A photographer is only as good as his gear. The quality of the camera and the lens would go a long way in determining the quality of your shots. If you have already picked a DSLR camera, the next thing on your list should be deciding the lens that would go best with your style. Choosing which lens would satisfy your needs is never easy. There are several specifications and abbreviations you would need to familiarize yourself with before you are ready to go lens shopping. 

The following are a couple of such essential features you would need to keep in mind, and how the many different manufacturers label them.


You would often find the maximum aperture stated on most lenses. This value tells you how much light can go through the sensor at it best. The more light that can enter at a time, the better your chances of taking shots in the dark without your pictures being blurry as a result of the camera shake. Aperture is often represented as f/2.1 and sometimes 1:2.8. Lenses with smaller apertures usually mean that they can allow more light to enter the camera. 

There are usually two aperture numbers on zoom lenses. The smaller shows you how much light enters at the widest angle and the other at maximum zoom.

Focal Length

If you are looking to take Tom Baskind quality pictures, you would need to purchase a lens fully understanding the importance of the focal length. It is often denoted in millimeters and informs you whether the lens is a telephoto or wide-angle lens.

Telephoto lenses are preferred for portraits, as it naturally brings you closer to objects farther away. Although it becomes easy to get blurry images as telephoto lenses have a lesser depth of field as compared with wide-angle lenses.

Wide-angle lenses, on the other hand, are the go-to choice for landscape photography; if you are interested in Thomas Baskind style landscape photography, this is the lens for you. This lens type is known to be physically smaller and lighter, it handles brightness better and has more field depth. 


Fixed or Zoom Lens

Both lenses have their pros and cons. Most people would go with the zoom lens as you get several focal lengths and would save you the need to buy too many lenses. On the other hand, fixed lenses are smaller and lighter and have better use of brightness than zoom lenses. The fixed lens makes it much easier to correct for errors and makes for better quality, although the brand and price also play an important role. 

The camera lens is a critical component, and the lens’s quality would help you slowly but surely climb up the photography ladder.

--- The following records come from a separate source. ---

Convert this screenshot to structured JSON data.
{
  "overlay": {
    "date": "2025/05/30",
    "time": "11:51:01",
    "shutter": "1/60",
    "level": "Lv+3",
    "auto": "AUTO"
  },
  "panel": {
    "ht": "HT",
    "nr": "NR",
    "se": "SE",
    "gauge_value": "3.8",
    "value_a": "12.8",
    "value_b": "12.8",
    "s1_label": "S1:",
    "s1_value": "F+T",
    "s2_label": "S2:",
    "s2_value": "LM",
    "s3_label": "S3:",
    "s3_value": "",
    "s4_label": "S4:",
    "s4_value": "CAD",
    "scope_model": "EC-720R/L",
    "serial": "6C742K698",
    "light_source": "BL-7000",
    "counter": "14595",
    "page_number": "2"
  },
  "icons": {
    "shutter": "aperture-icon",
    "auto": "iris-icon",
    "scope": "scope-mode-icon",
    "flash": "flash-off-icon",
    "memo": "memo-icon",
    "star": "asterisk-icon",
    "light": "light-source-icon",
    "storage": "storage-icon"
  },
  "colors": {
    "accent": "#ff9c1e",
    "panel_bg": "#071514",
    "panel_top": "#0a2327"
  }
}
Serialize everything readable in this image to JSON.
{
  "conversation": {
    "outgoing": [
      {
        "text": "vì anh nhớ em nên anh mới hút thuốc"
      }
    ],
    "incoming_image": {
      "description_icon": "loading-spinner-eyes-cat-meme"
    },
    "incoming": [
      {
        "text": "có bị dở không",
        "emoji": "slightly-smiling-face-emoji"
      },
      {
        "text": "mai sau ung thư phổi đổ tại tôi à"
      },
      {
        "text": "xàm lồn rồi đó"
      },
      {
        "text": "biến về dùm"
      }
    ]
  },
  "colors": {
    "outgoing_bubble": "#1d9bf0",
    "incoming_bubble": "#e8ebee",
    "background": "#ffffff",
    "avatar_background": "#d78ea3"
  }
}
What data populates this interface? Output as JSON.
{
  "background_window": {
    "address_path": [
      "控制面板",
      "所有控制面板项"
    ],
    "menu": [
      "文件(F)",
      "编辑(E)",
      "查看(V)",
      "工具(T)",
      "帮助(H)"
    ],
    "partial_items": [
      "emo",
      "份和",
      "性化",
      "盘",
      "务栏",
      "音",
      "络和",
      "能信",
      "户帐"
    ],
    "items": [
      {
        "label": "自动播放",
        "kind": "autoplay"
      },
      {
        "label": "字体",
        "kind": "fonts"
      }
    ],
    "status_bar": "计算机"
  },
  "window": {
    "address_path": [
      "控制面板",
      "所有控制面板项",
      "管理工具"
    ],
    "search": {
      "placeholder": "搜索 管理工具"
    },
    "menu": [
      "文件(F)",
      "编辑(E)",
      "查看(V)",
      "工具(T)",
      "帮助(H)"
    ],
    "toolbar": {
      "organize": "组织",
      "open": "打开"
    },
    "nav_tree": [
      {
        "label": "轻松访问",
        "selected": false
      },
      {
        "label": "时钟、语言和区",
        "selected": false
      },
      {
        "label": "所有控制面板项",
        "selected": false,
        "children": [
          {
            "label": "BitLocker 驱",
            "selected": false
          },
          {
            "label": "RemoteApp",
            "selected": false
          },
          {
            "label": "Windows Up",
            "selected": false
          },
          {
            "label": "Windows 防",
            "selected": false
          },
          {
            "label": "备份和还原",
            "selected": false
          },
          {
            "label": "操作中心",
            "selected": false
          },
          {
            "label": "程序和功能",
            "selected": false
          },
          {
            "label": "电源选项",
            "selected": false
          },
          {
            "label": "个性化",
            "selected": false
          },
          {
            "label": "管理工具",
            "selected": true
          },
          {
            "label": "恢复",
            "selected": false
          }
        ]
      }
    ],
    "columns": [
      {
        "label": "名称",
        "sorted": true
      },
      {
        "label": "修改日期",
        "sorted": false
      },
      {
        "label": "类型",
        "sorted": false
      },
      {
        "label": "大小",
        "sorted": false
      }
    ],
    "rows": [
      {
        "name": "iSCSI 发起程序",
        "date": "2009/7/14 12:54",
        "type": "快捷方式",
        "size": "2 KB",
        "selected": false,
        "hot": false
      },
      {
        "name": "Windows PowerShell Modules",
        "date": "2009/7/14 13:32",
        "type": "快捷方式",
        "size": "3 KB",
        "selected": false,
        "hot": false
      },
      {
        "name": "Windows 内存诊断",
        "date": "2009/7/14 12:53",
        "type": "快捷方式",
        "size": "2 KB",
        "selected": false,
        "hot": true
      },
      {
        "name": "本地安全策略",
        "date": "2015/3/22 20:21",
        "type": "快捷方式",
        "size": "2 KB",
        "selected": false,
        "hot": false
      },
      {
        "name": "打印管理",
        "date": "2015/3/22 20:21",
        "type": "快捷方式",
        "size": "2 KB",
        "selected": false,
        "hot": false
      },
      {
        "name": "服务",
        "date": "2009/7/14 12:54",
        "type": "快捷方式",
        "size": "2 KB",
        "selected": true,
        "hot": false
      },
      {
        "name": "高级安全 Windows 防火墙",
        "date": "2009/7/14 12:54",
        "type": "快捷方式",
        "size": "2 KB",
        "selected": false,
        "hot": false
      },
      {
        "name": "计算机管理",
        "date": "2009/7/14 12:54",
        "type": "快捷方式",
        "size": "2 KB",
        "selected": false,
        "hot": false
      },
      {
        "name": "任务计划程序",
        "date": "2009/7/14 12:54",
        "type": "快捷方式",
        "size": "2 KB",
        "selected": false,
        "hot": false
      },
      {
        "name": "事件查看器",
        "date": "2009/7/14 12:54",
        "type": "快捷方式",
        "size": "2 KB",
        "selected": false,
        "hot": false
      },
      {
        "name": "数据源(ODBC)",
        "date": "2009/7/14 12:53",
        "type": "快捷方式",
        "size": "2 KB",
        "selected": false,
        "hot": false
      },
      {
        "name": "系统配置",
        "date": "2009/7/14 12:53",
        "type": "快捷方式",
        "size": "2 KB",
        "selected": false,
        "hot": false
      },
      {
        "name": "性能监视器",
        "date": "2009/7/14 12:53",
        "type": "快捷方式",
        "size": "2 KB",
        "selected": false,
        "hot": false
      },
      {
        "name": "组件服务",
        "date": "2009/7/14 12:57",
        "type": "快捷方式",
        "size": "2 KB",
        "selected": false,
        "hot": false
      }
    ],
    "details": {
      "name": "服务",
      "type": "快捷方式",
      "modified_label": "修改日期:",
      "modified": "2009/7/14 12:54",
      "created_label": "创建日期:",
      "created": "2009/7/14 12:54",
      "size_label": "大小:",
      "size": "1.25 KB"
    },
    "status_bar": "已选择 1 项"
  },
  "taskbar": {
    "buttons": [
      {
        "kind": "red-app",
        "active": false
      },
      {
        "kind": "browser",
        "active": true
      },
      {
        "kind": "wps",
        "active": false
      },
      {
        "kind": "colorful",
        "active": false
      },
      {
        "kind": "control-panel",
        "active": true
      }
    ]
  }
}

With persistence and constant practice, you would capture people and nature in its finest.